All of the data below should be copied exactly as it stands.

··········

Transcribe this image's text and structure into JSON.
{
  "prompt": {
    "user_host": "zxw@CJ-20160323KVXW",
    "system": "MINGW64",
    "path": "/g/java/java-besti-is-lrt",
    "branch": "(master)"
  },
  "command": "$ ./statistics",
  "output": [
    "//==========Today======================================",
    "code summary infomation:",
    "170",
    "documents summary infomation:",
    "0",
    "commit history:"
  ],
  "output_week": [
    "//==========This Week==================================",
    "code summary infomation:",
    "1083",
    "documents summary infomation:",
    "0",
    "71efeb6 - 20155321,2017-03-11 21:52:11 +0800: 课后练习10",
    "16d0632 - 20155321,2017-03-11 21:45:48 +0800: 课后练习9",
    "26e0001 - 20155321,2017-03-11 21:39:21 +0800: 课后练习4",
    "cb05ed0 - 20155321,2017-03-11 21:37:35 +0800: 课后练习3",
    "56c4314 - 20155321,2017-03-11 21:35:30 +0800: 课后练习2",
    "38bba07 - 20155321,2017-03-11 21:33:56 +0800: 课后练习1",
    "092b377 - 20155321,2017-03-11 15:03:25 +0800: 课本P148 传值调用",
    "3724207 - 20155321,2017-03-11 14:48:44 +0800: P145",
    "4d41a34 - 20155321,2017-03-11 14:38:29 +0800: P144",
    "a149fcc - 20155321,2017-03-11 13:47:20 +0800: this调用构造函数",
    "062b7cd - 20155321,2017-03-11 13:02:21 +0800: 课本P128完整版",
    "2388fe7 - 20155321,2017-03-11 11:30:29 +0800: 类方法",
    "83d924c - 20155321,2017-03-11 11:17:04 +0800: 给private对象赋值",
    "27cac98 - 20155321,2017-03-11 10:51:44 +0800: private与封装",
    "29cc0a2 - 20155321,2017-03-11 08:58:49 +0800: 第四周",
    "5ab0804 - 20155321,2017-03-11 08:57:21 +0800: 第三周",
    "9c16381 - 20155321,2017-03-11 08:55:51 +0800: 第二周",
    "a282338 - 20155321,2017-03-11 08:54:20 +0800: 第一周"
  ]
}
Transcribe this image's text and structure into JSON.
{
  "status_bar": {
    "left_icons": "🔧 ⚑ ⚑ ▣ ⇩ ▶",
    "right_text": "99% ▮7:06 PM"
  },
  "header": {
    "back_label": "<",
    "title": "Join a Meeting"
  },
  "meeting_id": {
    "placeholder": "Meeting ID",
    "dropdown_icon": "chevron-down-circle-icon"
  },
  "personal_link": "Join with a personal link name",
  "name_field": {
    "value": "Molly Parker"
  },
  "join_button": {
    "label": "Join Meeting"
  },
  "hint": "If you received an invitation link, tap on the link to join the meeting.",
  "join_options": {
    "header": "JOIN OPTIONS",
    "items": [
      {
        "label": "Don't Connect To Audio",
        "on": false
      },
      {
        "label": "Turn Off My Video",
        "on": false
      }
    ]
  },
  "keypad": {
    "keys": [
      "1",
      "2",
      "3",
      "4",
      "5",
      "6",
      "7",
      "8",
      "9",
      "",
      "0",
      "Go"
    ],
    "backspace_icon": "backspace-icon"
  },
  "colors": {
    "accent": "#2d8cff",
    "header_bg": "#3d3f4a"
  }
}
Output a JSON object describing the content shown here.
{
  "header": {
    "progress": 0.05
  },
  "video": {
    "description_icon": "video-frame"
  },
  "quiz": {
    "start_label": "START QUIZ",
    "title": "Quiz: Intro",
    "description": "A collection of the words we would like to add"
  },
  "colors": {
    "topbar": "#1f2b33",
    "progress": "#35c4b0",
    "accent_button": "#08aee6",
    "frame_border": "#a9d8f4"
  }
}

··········

### Response to this task
Transcribe this image's text and structure into JSON.
{
  "prompt": {
    "user_host": "zxw@CJ-20160323KVXW",
    "system": "MINGW64",
    "path": "/g/java/java-besti-is-lrt",
    "branch": "(master)"
  },
  "command": "$ ./statistics",
  "output": [
    "//==========Today======================================",
    "code summary infomation:",
    "170",
    "documents summary infomation:",
    "0",
    "commit history:"
  ],
  "output_week": [
    "//==========This Week==================================",
    "code summary infomation:",
    "1083",
    "documents summary infomation:",
    "0",
    "71efeb6 - 20155321,2017-03-11 21:52:11 +0800: 课后练习10",
    "16d0632 - 20155321,2017-03-11 21:45:48 +0800: 课后练习9",
    "26e0001 - 20155321,2017-03-11 21:39:21 +0800: 课后练习4",
    "cb05ed0 - 20155321,2017-03-11 21:37:35 +0800: 课后练习3",
    "56c4314 - 20155321,2017-03-11 21:35:30 +0800: 课后练习2",
    "38bba07 - 20155321,2017-03-11 21:33:56 +0800: 课后练习1",
    "092b377 - 20155321,2017-03-11 15:03:25 +0800: 课本P148 传值调用",
    "3724207 - 20155321,2017-03-11 14:48:44 +0800: P145",
    "4d41a34 - 20155321,2017-03-11 14:38:29 +0800: P144",
    "a149fcc - 20155321,2017-03-11 13:47:20 +0800: this调用构造函数",
    "062b7cd - 20155321,2017-03-11 13:02:21 +0800: 课本P128完整版",
    "2388fe7 - 20155321,2017-03-11 11:30:29 +0800: 类方法",
    "83d924c - 20155321,2017-03-11 11:17:04 +0800: 给private对象赋值",
    "27cac98 - 20155321,2017-03-11 10:51:44 +0800: private与封装",
    "29cc0a2 - 20155321,2017-03-11 08:58:49 +0800: 第四周",
    "5ab0804 - 20155321,2017-03-11 08:57:21 +0800: 第三周",
    "9c16381 - 20155321,2017-03-11 08:55:51 +0800: 第二周",
    "a282338 - 20155321,2017-03-11 08:54:20 +0800: 第一周"
  ]
}
Transcribe this image's text and structure into JSON.
{
  "status_bar": {
    "left_icons": "🔧 ⚑ ⚑ ▣ ⇩ ▶",
    "right_text": "99% ▮7:06 PM"
  },
  "header": {
    "back_label": "<",
    "title": "Join a Meeting"
  },
  "meeting_id": {
    "placeholder": "Meeting ID",
    "dropdown_icon": "chevron-down-circle-icon"
  },
  "personal_link": "Join with a personal link name",
  "name_field": {
    "value": "Molly Parker"
  },
  "join_button": {
    "label": "Join Meeting"
  },
  "hint": "If you received an invitation link, tap on the link to join the meeting.",
  "join_options": {
    "header": "JOIN OPTIONS",
    "items": [
      {
        "label": "Don't Connect To Audio",
        "on": false
      },
      {
        "label": "Turn Off My Video",
        "on": false
      }
    ]
  },
  "keypad": {
    "keys": [
      "1",
      "2",
      "3",
      "4",
      "5",
      "6",
      "7",
      "8",
      "9",
      "",
      "0",
      "Go"
    ],
    "backspace_icon": "backspace-icon"
  },
  "colors": {
    "accent": "#2d8cff",
    "header_bg": "#3d3f4a"
  }
}
Output a JSON object describing the content shown here.
{
  "header": {
    "progress": 0.05
  },
  "video": {
    "description_icon": "video-frame"
  },
  "quiz": {
    "start_label": "START QUIZ",
    "title": "Quiz: Intro",
    "description": "A collection of the words we would like to add"
  },
  "colors": {
    "topbar": "#1f2b33",
    "progress": "#35c4b0",
    "accent_button": "#08aee6",
    "frame_border": "#a9d8f4"
  }
}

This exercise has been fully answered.